3–6, 6–4, 7–5
Loss 1947 French Championships Clay   Doris Hart   Louise Brough
  Margaret Osborne duPont
5–7, 2–6
Loss 1947 U.S. Championships Grass   Doris Hart   Louise Brough
  Margaret Osborne duPont
7–5, 3–6, 5–7
Win 1948 French Championships Clay   Doris Hart   Shirley Fry Irvin
  Mary Arnold Prentiss
6–4, 6–2
Loss 1948 Wimbledon Grass   Doris Hart   Louise Brough
  Margaret Osborne duPont
3–6, 6–3, 3–6
Loss 1948 U.S. Championships Grass   Doris Hart   Louise Brough
  Margaret Osborne duPont
4–6, 10–8, 1–6
Loss 1949 Wimbledon Grass   Gussie Moran   Louise Brough
  Margaret Osborne duPont
6–8, 5–7
Loss 1951 U.S. Championships Grass   Nancy Chaffee   Shirley Fry Irvin
  Doris Hart
4–6, 2–6

Mixed doubles (1 titles, 3 runners-up) edit

Result Year Championship Surface Partner Opponents Score
Loss 1942 U.S. Championships Grass   Alejo Russell   Louise Brough
  Frederick Schroeder
6–3, 1–6, 4–6
Win 1948 French Championships Clay   Jaroslav Drobný   Doris Hart
  Frank Sedgman
6–3, 3–6, 6–3
Loss 1950 French Championships Clay   Bill Talbert   Barbara Scofield Davidson
  Enrique Morea
Loss 1950 Wimbledon Grass   Geoff Brown   Louise Brough
  Eric Sturgess
9–11, 6–1, 4–6

See also edit

References edit

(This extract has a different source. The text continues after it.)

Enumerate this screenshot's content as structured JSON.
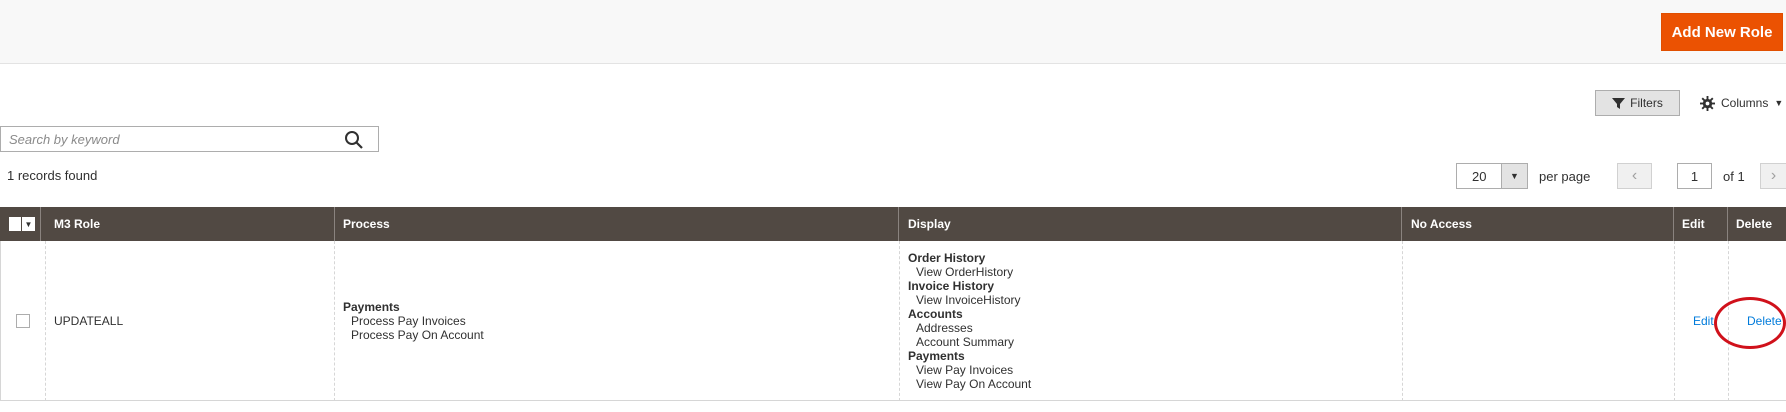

  1. ^ "Patricia Todd Spills Favorite", Portland Press Herald, July 21, 1947, page 12
  2. ^ a b c Collins, Bud (2008). The Bud Collins History of Tennis: An Authoritative Encyclopedia and Record Book. New York City: New Chapter Press. ISBN 978-0-942257-41-0.
  3. ^ United States Tennis Association (1988). 1988 Official USTA Tennis Yearbook. Lynn, Massachusetts: H. O. Zimman, Inc. p. 261.
  4. ^ "Pat Todd Claims USLTA Unfair In Ranking Players". The Evening Independent. Associated Press. December 21, 1948. p. 20.
  5. ^ "USLTA Steps Up Date for Meet", The Salt Lake Tribune, January 23, 1949, page 8B
  6. ^ Courier, Noah, Novotna among Tennis Hall of Fame nominees
  7. ^ "San Diego Tennis Hall of Fame". San Diego Tennis association. Archived from the original on September 24, 2015. Retrieved April 20, 2015.
  8. ^ Slotnik, Daniel E. (November 1, 2015). "Patricia Canning Todd, Tennis Champion Who Refused to Play on Side Court, Is Dead at 93". The New York Times. Retrieved November 2, 2015.

External links edit